In a zombie apocalypse, it’s the math profs who survive

Professor Colin Adams merged his passions of mathematics and fiction-writing in creating his recent book, Zombies and Calculus. Christian Ruhl/Photo editor.
Professor Colin Adams merged his passions of mathematics and fiction-writing in creating his recent book, Zombies and Calculus. Christian Ruhl/Photo editor.

“Classic pursuit problem,” said math professor Craig Williams to a group of students and fellow faculty at the math and psychology building in Thomas T. Read Professor of Mathematics Colin Adams’ new book, Zombies and Calculus. They were watching Dean Collins flee a zombie chasing him across the science quad as he headed for Sleason Hall.

“If the zombie had a brain left in its head, it would cut him off, aim for a point on the path that Collins has to take,” Williams said. “But notice the zombie’s tangent vector is pointed straight at the dean at all times, not in front of him.”

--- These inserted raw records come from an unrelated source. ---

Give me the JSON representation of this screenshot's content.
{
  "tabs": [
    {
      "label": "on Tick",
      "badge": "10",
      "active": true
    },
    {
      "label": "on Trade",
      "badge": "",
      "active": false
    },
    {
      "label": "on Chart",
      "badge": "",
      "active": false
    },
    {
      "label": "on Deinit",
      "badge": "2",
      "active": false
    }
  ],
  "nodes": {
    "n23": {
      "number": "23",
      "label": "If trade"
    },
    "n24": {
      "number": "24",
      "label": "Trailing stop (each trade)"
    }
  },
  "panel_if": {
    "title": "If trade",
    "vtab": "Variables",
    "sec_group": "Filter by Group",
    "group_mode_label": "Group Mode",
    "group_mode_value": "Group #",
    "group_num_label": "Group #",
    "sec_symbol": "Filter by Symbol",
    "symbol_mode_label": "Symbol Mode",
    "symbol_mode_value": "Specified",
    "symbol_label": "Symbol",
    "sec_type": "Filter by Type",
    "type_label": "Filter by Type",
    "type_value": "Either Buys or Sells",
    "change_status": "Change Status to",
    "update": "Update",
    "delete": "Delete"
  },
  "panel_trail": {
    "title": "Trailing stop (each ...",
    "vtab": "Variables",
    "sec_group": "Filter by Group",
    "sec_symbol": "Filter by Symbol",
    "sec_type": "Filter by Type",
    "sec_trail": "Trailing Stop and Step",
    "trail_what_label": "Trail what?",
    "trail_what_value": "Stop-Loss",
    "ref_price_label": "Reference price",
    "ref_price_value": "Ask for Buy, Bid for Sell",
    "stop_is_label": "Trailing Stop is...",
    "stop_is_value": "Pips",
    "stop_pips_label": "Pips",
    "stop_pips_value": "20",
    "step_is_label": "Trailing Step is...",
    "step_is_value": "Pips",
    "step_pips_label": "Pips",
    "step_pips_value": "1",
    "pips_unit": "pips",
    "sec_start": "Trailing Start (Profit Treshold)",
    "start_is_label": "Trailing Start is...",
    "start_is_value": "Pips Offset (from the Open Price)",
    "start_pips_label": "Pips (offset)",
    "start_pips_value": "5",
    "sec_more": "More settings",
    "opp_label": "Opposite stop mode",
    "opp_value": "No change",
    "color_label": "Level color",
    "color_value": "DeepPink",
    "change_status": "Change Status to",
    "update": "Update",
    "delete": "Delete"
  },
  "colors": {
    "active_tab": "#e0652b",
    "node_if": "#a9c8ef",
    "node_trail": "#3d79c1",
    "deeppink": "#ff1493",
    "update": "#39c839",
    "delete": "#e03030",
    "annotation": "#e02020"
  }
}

Applied mathematician Oscar Gunderson stepped in to elaborate for Angus, a student, and Marsha, the department’s administrative assistant. Together, Gunderson and Williams explained that as long as the pursued is at least as fast as the pursuer, they will never be caught. They used this to their advantage: While Williams crossed the quad to rescue a fellow professor trapped in his car, Angus rode a bicycle in a wide circle, drawing all the zombies into pursuit. Soon, the zombies all shambled in a smaller circle inside Angus’ own, constantly pointing directly at him.

The standard version of this situation, Adams told me, involves a pirate ship chasing a merchant ship, but Adams adapted it to be suitable as the starting point of his book. “This is just something that’s true, and I thought it would be fun to explain it with zombies,” he said.

The book begins with a zombie student lurching into Williams’ calculus class and biting another student, and then proceeds to show how calculus helped the class survive the outbreak. It’s both a classic zombie thriller, with daring escapes and skull-cracking violence, and a calculus book, with regular interruptions for Williams and his fellow professors to explain how the apocalypse can be described or responded to using calculus.

Some of the problems addressed are not new. “There are courses at some colleges like this,” Adams said. Sections on the disease control and the predator-prey population dynamics have been taught using zombies before. All the applied math is based on observable evidence, he noted.

“For the audience, I was thinking of a high school or college student who has seen some calculus,” Adams said. “You can’t learn calculus from the book.” The book is intended, however, for readers with a wide range of calculus experience. When calculations get into gritty details in the course of the narrative, Adams directs readers to the appendix, so that those who already know the math can skip what may seem to them like busywork, while less savvy readers can take the time to really nail down the math problem.

Combining math with narrative and humor is nothing new to Adams. “I play characters when I give talks,” he said. Adams writes a humor column for the math journal Math Intelligencer and he’s also published a collection of short math-related stories. “I love thinking about interesting ways to teach math,” he said. “I’ve always loved to write, before I even wanted to be a mathematician. I wanted to write humor and fiction.” The first story he ever had published was in the Williams Literary Review.

Having written short-form and nonfiction for years, Adams took the opportunity to write Zombies and Calculus, his first novel, when he went on leave two years ago. “I considered it a hobby at the time,” he said.

He chose zombies because he “gets a kick out of the situation,” and thought it would provide useful angles into math. He watches The Walking Dead and consumes other zombie media, but admits that when a story is nothing but zombie killing, it can get boring. “It’s when there are various story lines and relationships that it gets interesting.”

In his book, the characters, one of whom is a biologist, hypothesize that perhaps the disease of becoming a zombie is a version of rabies, which, on infection, causes one to become aggressive and crazed. While it’s been eradicated in America, 50,000 people per year fall ill with rabies in India, Adams pointed out. He had to learn or relearn a reasonable amount of biology to write the book.

The other reason zombie stories are as resilient as the zombies themselves is that, as Adams said, “it’s fun to think about how you would survive under those circumstances.”

Once he completed the novel, Adams had friends in the College’s mathematics department edit it before sending it to the Princeton University Press.

Adams believes it is likely he will keep the character Craig Williams in his repertoire. He will give a talk in character during Family Days, and he was joined by fellow math faculty and several students for a NOVA video, in which they played human and zombie characters.

Adams says that any resemblance to real people is purely coincidental. The story takes place at Roberts College, in the Berkshire town of Westbridge, Mass., and the zombified bursar and provost are found in Hopson, not Hopkins, Hall. Even so, we can take comfort that were zombies to descend upon Williamstown, Adams has already figured out the math: It’s probably possible to knock out a zombie with a paperweight in a stocking.